According to Littman, White, agreed to go undercover in hopes of helping build a case against Barry Bonds. White, who has since gone under cover and nearly died from a stroke a direct result from the investigation, recalled to Littman the details of a conversation he had with Novitzky regarding Barry Bonds and how Jeff Novitzky felt about Barry Bonds.

"That Bonds. He's a great athlete," White says Novitzky told him. "You think he's on steroids?"

White took a moment before replying, in his bourbon-and-cotton voice, "I think they're all on steroids. All of our top major leaguers."

Novitzky seemed to care only about Bonds. "He's such an asshole to the press," he said. "I'd sure like to prove it."

That conversation taken at face value is disturbing enough as to what may have motivated Novitzky. However, what is even more unsettling, are assertions made to Littman, by two unnamed sources who worked on the BALCO case with Novitzky and White. The two Bureau of Narcotics Enforcement officers told Littman that Novitzky was at least in part motivated by a potential book deal he could have for himself as a direct result of his investigation of Barry Bonds, (not Victor Conte, or BALCO), and how he brought down one of the biggest athletes in professional sports.

The questions that are begged to be asked:
How credible is Jeff Novitzky. Is Novitzky a frustrated former athlete who was jealous of Barry Bonds success?
Barry Bonds salary was doubled by the Giants after the 2001 season. Bonds signed a five year, $90 million contract. Novitzky began his investigation shortly after Bonds signed his $90 million contract. Did the size of Bonds contract in anyway affect Novitzky’s thought process?
Was Novitzky in part motivated by an opportunity to write a book on Barry Bonds?
Did Novitzky believe he would reap fame and fortune if he succeeded in playing a key role in bringing down Barry Bonds and destroying his reputation once and for all?
The good news is that while Fainaru-Wada and Williams didn’t deal with what was behind Jeff Novitzky’s decision making process and before this goes much farther, the ‘powers that be’ will examine Novitzky’s actions and determine if he in anyway compromised the Federal Government’s BALCO investigation.

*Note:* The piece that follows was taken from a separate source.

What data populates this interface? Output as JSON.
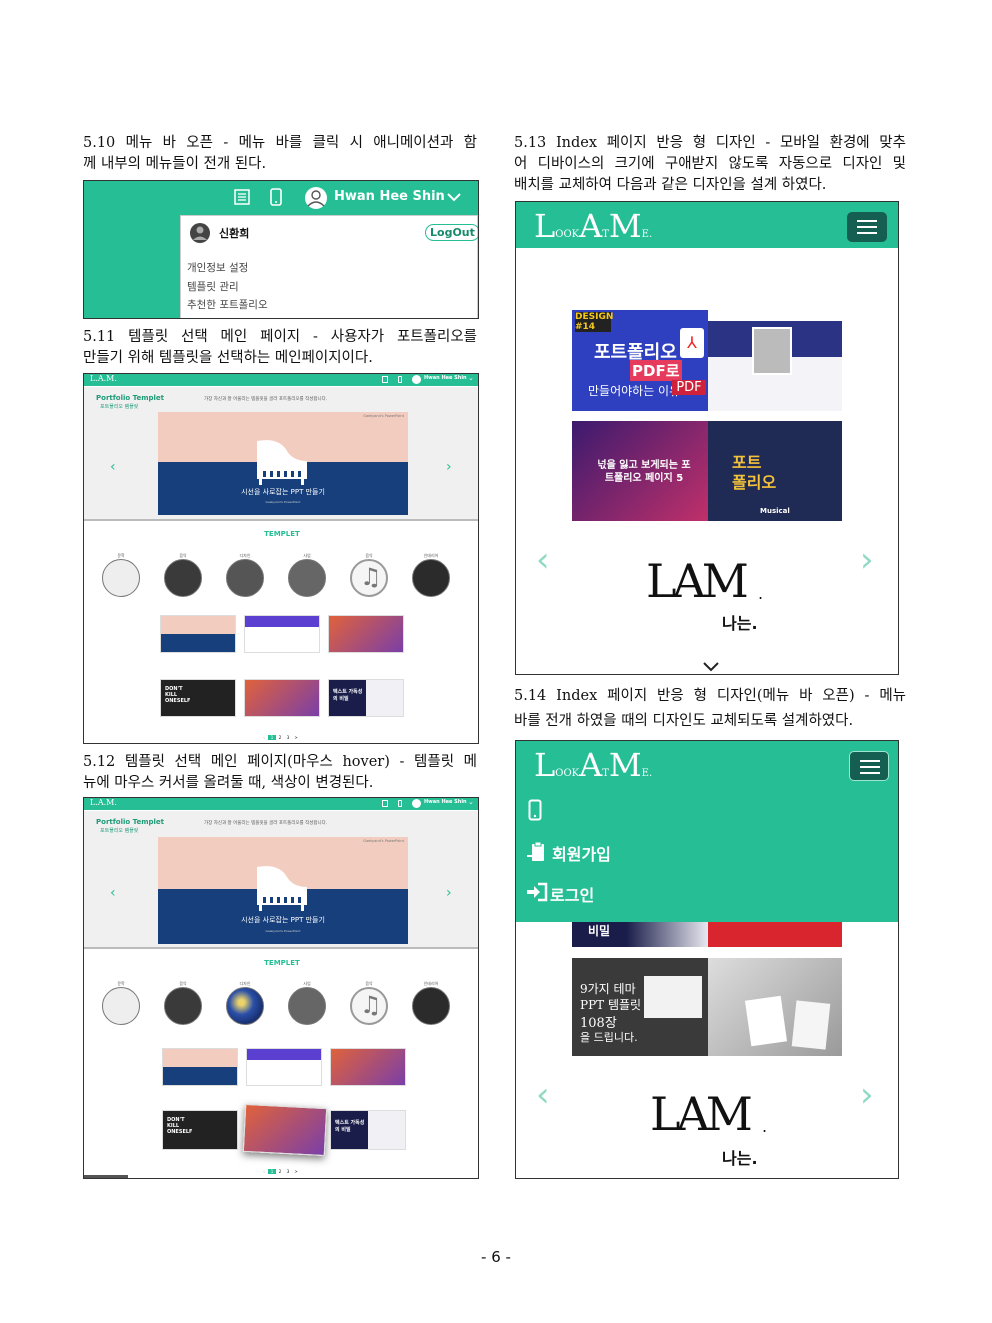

If indeed, as Littman hinted nearly two years ago, Novitzky may have had his own agenda against Barry Bonds. So how much credibility does Jeff Novitzky have and therefore is it worthwhile to at least question Novitzky’s integrity, when it comes to Barry Bonds?

For this is Howard Bloom. Sources cited in this Insider Report: Interview with Jonathan Littman and Playboy (May 2004 issue)